> Brief: When the string "mirror" occurs in a line of the listing below, return that line.
##### Dataset extract #####
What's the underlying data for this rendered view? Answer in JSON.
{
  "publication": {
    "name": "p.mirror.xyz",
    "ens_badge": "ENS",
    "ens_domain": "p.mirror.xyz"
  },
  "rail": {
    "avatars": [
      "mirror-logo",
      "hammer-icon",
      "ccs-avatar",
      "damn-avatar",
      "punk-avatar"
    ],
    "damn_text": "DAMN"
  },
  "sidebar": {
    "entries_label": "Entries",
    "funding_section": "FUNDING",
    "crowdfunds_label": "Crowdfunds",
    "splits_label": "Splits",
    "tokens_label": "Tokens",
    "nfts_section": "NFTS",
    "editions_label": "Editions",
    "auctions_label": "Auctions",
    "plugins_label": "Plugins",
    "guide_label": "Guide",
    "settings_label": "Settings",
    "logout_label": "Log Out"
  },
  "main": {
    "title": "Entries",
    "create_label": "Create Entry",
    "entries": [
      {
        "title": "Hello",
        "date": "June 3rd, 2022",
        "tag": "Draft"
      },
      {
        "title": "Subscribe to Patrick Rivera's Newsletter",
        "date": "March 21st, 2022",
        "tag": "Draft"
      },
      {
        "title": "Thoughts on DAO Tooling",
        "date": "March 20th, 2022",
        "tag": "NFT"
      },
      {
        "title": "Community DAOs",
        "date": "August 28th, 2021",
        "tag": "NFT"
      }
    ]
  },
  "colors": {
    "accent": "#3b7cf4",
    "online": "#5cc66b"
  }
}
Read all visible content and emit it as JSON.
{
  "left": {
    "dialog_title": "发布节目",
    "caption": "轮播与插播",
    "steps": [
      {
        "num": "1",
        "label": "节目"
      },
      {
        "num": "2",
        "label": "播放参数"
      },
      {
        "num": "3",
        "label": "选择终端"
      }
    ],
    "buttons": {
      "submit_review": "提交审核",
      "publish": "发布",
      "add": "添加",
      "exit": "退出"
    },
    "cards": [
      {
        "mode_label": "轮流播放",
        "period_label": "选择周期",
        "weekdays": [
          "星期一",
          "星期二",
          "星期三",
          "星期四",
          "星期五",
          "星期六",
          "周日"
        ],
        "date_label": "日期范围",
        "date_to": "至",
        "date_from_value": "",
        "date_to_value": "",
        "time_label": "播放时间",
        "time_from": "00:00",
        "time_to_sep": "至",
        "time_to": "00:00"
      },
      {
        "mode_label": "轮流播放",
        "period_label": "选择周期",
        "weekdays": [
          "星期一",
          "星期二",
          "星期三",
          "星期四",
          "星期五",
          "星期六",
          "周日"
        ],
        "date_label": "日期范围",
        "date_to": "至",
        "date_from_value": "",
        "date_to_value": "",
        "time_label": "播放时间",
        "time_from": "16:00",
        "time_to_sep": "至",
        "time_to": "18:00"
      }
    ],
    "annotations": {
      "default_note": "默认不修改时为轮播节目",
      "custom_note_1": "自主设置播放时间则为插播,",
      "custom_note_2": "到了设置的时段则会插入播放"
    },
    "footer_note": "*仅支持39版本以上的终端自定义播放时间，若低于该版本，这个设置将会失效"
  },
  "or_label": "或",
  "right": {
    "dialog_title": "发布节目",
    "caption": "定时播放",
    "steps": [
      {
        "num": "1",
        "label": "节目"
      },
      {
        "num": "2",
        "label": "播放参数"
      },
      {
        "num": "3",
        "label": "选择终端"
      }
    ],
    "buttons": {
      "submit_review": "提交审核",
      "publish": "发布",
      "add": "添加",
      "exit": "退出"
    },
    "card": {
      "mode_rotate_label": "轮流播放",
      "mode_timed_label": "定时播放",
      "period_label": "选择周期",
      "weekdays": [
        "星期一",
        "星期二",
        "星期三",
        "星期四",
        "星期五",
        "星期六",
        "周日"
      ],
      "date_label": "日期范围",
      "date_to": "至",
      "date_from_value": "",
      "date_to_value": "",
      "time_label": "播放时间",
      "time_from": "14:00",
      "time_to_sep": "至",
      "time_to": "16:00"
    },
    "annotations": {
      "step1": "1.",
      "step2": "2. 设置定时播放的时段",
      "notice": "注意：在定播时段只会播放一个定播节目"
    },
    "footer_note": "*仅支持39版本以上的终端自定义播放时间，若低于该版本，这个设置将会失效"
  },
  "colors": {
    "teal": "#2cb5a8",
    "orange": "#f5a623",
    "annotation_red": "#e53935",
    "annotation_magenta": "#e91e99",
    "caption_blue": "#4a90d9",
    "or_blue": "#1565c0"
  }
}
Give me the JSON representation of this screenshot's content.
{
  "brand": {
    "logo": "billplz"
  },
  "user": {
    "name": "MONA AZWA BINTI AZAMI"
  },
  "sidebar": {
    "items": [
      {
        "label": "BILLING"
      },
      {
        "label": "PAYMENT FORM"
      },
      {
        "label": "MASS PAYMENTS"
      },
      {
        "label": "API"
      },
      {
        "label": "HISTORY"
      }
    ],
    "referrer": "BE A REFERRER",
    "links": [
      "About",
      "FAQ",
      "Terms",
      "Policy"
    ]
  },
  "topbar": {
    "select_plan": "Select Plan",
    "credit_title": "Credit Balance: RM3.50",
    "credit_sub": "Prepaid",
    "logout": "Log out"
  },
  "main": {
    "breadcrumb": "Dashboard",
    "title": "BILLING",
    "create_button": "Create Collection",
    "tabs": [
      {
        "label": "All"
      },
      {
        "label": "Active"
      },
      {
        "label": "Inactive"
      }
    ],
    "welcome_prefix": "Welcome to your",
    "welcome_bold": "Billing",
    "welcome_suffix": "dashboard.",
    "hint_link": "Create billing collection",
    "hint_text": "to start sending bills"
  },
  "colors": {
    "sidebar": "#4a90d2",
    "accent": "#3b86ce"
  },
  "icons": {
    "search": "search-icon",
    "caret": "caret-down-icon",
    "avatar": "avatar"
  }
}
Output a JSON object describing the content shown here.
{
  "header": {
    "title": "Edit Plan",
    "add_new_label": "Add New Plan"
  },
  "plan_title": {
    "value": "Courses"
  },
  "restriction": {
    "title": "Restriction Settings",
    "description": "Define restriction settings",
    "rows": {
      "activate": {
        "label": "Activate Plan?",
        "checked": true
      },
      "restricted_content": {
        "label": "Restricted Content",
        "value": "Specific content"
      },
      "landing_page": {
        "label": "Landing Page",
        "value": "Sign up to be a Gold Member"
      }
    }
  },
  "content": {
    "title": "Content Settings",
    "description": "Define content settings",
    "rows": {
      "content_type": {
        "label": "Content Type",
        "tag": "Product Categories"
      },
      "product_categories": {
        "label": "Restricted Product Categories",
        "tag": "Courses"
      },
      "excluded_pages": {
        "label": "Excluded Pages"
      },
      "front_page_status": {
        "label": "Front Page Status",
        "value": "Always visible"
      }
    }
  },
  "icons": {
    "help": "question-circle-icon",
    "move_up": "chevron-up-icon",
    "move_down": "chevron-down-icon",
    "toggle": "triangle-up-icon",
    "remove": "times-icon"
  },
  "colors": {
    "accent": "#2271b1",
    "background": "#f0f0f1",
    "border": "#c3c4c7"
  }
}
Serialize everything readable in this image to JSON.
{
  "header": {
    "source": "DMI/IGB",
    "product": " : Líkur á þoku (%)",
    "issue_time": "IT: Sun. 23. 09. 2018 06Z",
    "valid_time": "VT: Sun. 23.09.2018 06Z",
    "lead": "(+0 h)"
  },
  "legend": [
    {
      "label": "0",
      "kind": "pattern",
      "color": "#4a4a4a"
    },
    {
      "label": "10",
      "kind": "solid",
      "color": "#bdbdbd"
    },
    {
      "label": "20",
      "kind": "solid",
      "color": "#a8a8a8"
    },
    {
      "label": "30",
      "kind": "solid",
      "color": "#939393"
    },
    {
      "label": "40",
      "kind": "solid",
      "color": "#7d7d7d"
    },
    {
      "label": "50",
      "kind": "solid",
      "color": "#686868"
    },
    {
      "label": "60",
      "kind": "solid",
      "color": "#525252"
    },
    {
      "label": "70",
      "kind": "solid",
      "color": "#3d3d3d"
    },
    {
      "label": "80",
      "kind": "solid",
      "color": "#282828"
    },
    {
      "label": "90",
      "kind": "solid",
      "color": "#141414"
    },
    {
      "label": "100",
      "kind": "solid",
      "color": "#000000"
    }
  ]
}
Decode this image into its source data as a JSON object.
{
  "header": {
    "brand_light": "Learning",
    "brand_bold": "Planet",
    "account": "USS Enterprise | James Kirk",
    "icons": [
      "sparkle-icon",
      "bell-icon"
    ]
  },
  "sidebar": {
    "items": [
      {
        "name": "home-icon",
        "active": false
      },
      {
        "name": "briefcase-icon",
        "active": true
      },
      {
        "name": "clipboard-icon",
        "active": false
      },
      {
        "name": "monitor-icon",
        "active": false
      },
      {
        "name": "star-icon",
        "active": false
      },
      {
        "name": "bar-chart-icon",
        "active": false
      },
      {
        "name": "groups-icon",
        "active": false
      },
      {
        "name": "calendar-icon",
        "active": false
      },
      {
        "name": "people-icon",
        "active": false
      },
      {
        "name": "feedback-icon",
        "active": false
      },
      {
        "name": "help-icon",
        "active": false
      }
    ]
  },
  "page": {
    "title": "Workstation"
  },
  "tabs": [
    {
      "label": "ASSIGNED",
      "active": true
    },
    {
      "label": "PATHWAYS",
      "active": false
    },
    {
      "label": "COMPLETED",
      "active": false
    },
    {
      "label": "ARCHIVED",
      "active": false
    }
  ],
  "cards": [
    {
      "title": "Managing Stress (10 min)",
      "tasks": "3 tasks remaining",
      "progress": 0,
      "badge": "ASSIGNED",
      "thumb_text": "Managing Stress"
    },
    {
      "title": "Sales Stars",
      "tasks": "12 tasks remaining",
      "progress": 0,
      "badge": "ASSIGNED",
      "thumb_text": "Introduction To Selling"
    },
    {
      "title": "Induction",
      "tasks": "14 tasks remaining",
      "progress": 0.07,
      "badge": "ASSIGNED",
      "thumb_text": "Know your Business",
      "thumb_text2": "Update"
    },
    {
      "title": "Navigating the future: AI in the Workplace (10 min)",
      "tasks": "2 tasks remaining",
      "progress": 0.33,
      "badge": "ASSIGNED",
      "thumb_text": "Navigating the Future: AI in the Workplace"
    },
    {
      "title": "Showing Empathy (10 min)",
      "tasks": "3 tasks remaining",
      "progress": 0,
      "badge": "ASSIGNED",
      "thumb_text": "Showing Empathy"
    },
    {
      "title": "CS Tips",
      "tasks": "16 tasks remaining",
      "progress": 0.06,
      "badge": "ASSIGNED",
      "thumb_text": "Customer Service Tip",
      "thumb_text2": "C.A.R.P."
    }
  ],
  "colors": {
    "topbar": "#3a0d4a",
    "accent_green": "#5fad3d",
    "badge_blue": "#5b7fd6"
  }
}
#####
> Output for this exercise:
    "name": "p.mirror.xyz",
    "ens_domain": "p.mirror.xyz"
      "mirror-logo",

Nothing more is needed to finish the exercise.